Madison, WI – The City of Madison is seeking to require sterilization of “pit bulls” in an effort to address shelter overpopulation. The ordinance defines a “pit bull” as an American pit bull terrier, American Staffordshire Terrier, Staffordshire Bull Terrier, or any mixed breed displaying similar physical characteristics. The Public Health Department of Madison and Dane County are permitted to inspect any dog to determine if it meets this definition. Exceptions include “show dogs”, provided the owner submits documentation with pedigree information and verification that the dog has participated in at least one AKC, UKC or ADBA conformation event in the past 365 days. This must continue for the life of the dog for the exemption to apply, and no female may produce more than one litter a year. Additionally, the owner must allow their “breeding facility” to be open for inspection. It is unclear what this would entail or what would be inspected, specifically if someone owns an intact dog but is not breeding. The proposal was approved by the Public Safety Review Committee and opposed on a 4-4 vote by the Board of Health. The proposal is expected to be considered by the Madison Common Council in the next few weeks.
Yakima, WA – The Yakima City Council voted to keep their breed-specific law in place, but is continuing to gather information and has indicated that the council will consider breed-neutral dangerous dog ordinances in the future. AKC GR has sent a letter to the council supporting a repeal of the breed-specific law and continues to work with local dog clubs and owners.
Pasadena, CA – The Pasadena City Council has chosen to defer proposed breed-specific mandatory spay/neuter proposal. AKC GR encourages local responsible dog owners to meet with their elected officials and educate them about the ineffectiveness of mandatory spay/neuter and breed-specific ordinances. AKC GR will provide further updates when this issue is back before the city council.

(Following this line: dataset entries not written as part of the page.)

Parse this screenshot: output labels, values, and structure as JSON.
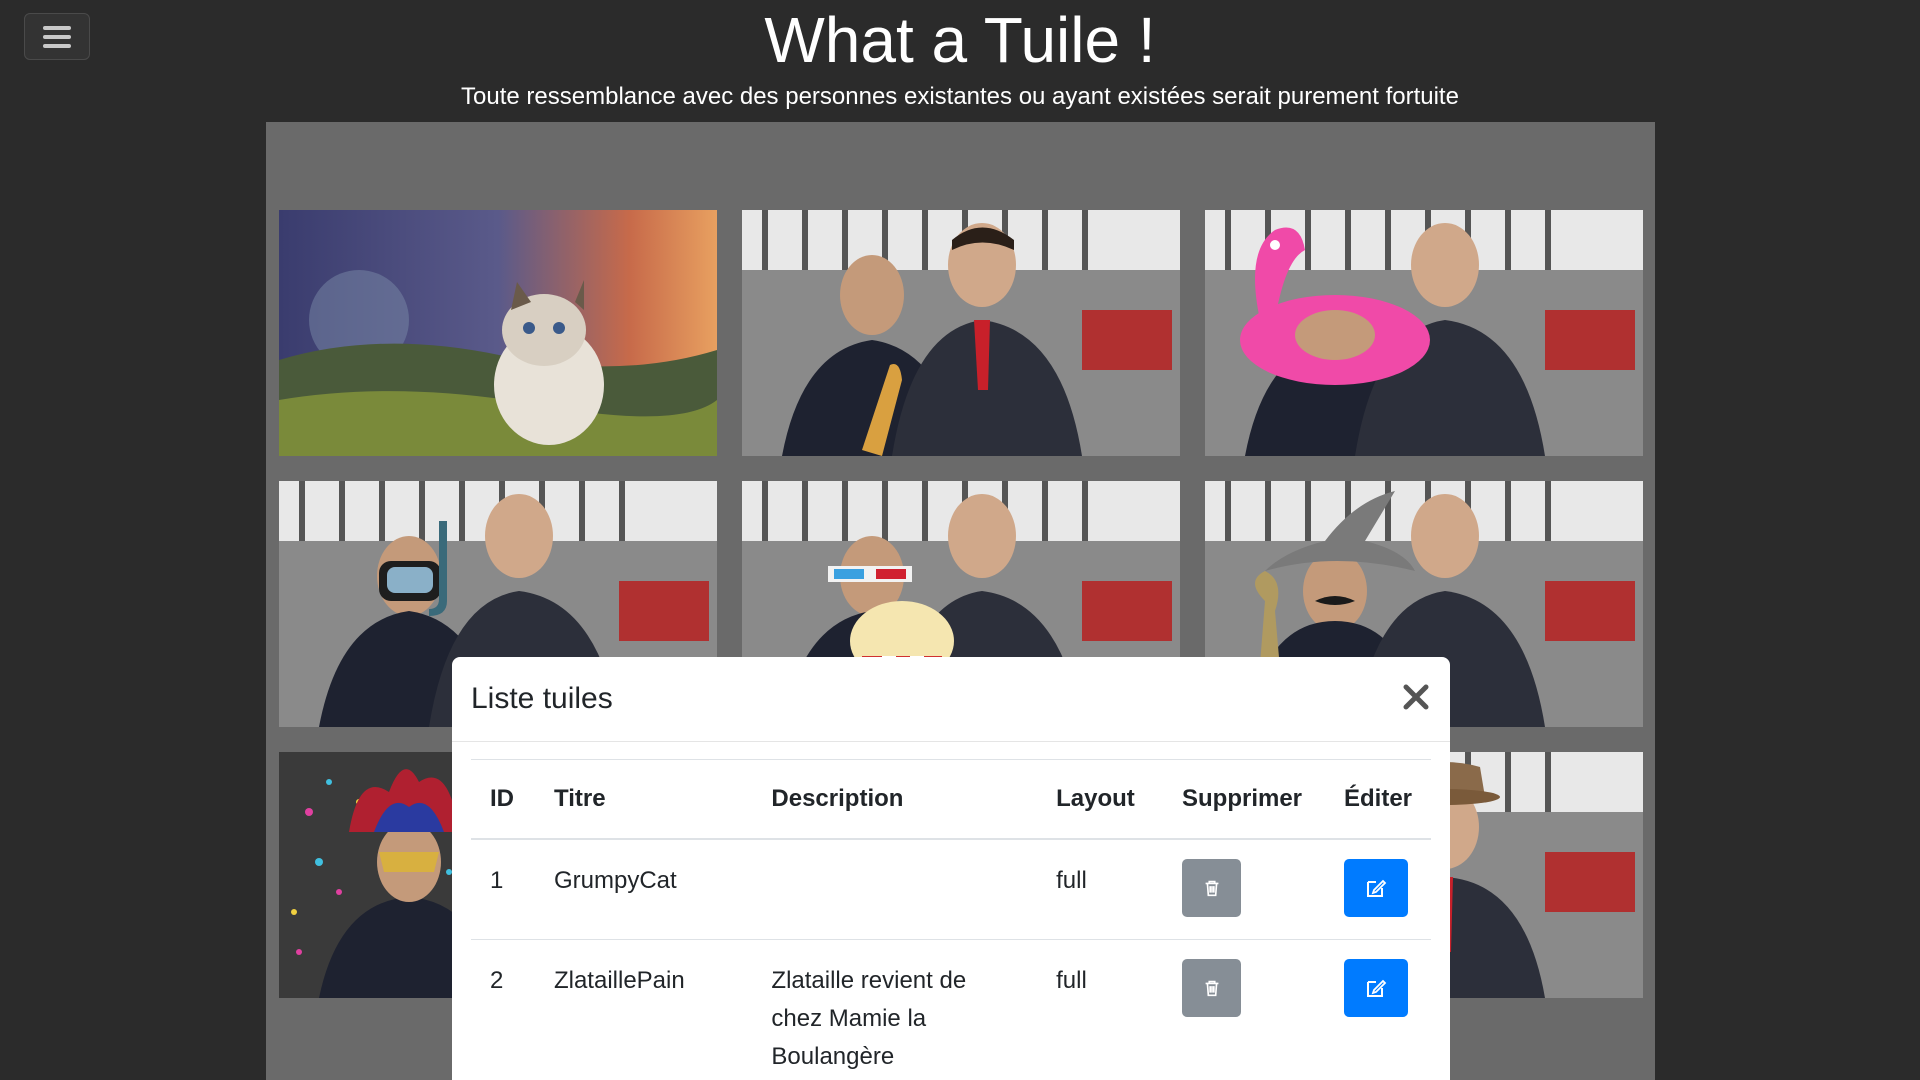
{
  "header": {
    "title": "What a Tuile !",
    "subtitle": "Toute ressemblance avec des personnes existantes ou ayant existées serait purement fortuite",
    "menu_icon": "hamburger-icon"
  },
  "tiles": [
    {
      "name": "GrumpyCat",
      "accessory": "cat"
    },
    {
      "name": "ZlataillePain",
      "accessory": "baguette"
    },
    {
      "name": "flamingo",
      "accessory": "flamingo"
    },
    {
      "name": "snorkel",
      "accessory": "snorkel"
    },
    {
      "name": "3d-glasses",
      "accessory": "popcorn"
    },
    {
      "name": "wizard",
      "accessory": "wizard-hat"
    },
    {
      "name": "jester",
      "accessory": "jester-hat"
    },
    {
      "name": "fedora",
      "accessory": "fedora"
    }
  ],
  "modal": {
    "title": "Liste tuiles",
    "close_icon": "close-icon",
    "columns": [
      "ID",
      "Titre",
      "Description",
      "Layout",
      "Supprimer",
      "Éditer"
    ],
    "rows": [
      {
        "id": "1",
        "titre": "GrumpyCat",
        "description": "",
        "layout": "full"
      },
      {
        "id": "2",
        "titre": "ZlataillePain",
        "description": "Zlataille revient de chez Mamie la Boulangère",
        "layout": "full"
      }
    ],
    "delete_icon": "trash-icon",
    "edit_icon": "edit-icon"
  },
  "colors": {
    "background": "#2b2b2b",
    "board": "#6a6a6a",
    "delete_button": "#868e96",
    "edit_button": "#007bff"
  }
}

Lee County, FL – The Lee County Board of Commissioners enacted significant to the county animal control code including breeder licensing, warrantless inspections, mandatory spay/neuter and restrictions on keeping dogs outside (even in fenced yards). AKC GR and local fanciers strongly opposed this burdensome and ineffective measure. The commission did direct the animal control director to meet with interested stakeholders, including breeders to discuss possible modification prior to the May 1st effective date. A stakeholders meeting will be held on March 6th and details can be found here.
Houston, TX – The staff of BARC, the City of Houston's animal shelter and adoption facility, is drafting proposed updates to the city's animal ordinances. The original draft considered all breeding of dogs to be commercial and would have required all breeders to acquire commercial breeding permits. All non-commercial breeding of animals would have been outlawed. Because most land use in Houston is controlled by home owners' association covenants, which almost uniformly prohibit commercial activity on controlled lands, hobby breeding in Houston could have been effectively ended if the original draft had been adopted. BARC officials were provided with extensive explanations as to why the original proposal would be detrimental to responsible dog breeders. BARC ultimately responded by offering a new draft proposal that addressed most concerns of fanciers and enthusiasts. BARC is currently accepting further comment about the draft, and is expected to introduce the revised proposal in the Houston City Council. AKC GR is monitoring developments and will continue to work with Houston-area constituents to protect the rights of responsible breeders and enthusiasts in Houston.